You could say that Eric Church’s North Carolina homecoming at the Greensboro Coliseum Saturday night went a lot like the lyrics to his recent No. 1 country single “Drink In My Hand.” He filled it up, he threw down and, judging from the careful attention he paid to the red Solo cup full of whiskey on his mic stand, he likely got a little hungover. If that were the case, he wouldn’t have been alone. Church played to a crowd of 15,458, the largest he’d seen to that point in his young career as an arena-level headliner. It was a mix of pressed-shirt weekend wranglers, good old boys pounding their beer bellies along to the swampy thump of “Creepin’,” and practically every cute country honey within a person’s extended social network. They were matching Church’s every drink, fist pump and euphoric holler.

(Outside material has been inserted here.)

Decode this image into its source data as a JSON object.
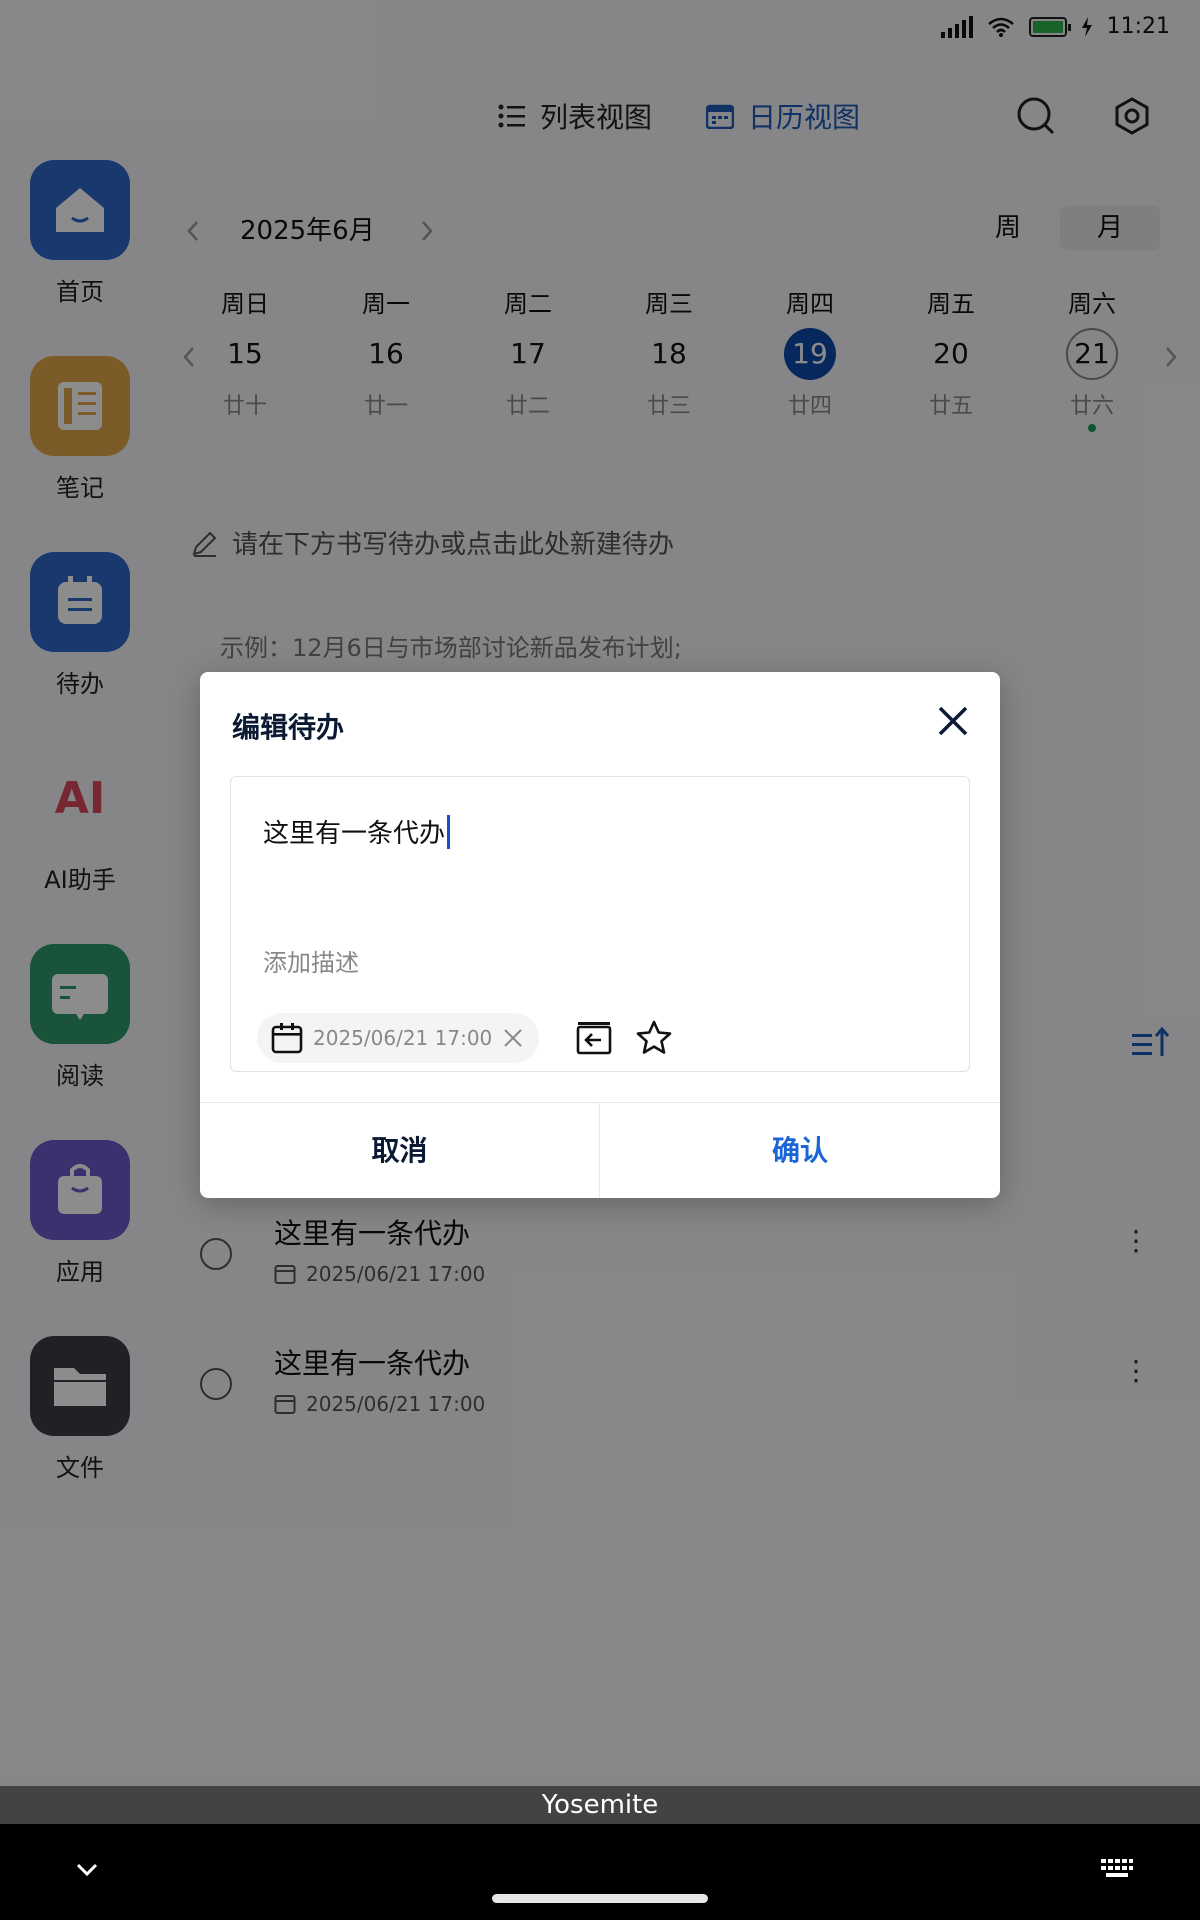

The roots of the Granite Falls native were just an hour and a half away so attendance no doubt got the home-field bump, but Church has earned this arrival to the big stage. He’s grown his following at every level, cutting his teeth on grimy bar crowds who would have rather heard his Jimmy Buffett and Merle Haggard covers than his earliest originals. Church dedicated one of those, the E. Street romp “Two Pink Lines” from his debut Sinners Like Me, to those who had been there since the beginning. “I can remember when there was 20 of you here and it was electric,” Church said. Referring to his supporting date for Jason Aldean just a little more than one year ago, Church added, “I played here with Jason Aldean and he’s a buddy of mine, but he can kiss my ass tonight.”
Like his friend and rival Aldean, Church is informing the formulaworshipping country-music apparatus with genre-specific elements from outside of the Nashville bubble. Whereas Aldean takes a more heavy-handed, potentially alienating approach by rapping (poorly) on songs like “Dirt Road Anthem,” Church is far subtler. The album version of “Smoke A Little Smoke” fishhooks the listener with a zigzagging acoustic riff, but live, it’s amplified into what’s essentially an electro-house body shock that might otherwise be used to set up an unsuspecting raver to get leveled by the drop. In fact, it’s just begging to be cherry-picked and deconstructed by some astute producer.
But almost everything that Church does on record is magnified in a live setting. “Lotta Boot Left to Fill” became a super-heavy bit of Southern riff rock that would’ve sounded right with a Neil Fallon vocal. His three-song solo acoustic set put his lyrical prowess under the microscope and while he’s not the sentimentalist that Jamey Johnson is, he’s still impermeable in his everyman-ness. Also unlike Johnson, his delivery is still completely lucid in large spaces, shifting tones from conversational to musical with ease.
Church’s song arsenal is indeed adorned with the conventional — there are a lot of numbers about boots and drinking and toking and Jesus and his idols — but there’s genuine hurt to be found underneath the surface of a song like “Jack Daniels.” He closed his 21-song set on “Springsteen,” a song that’s less about a man from whom Church clearly draws his performance identity and more about how the music of the Boss was a reference point for all of his best memories. The song — his most recent single — hasn’t made the kind of chart noise that was expected of the follow-up to “Drink In My Hand,” but its strength goes beyond just being turned up on the Wolf. It’s a lasting impression for the Church faithful as country music realizes its next great artist.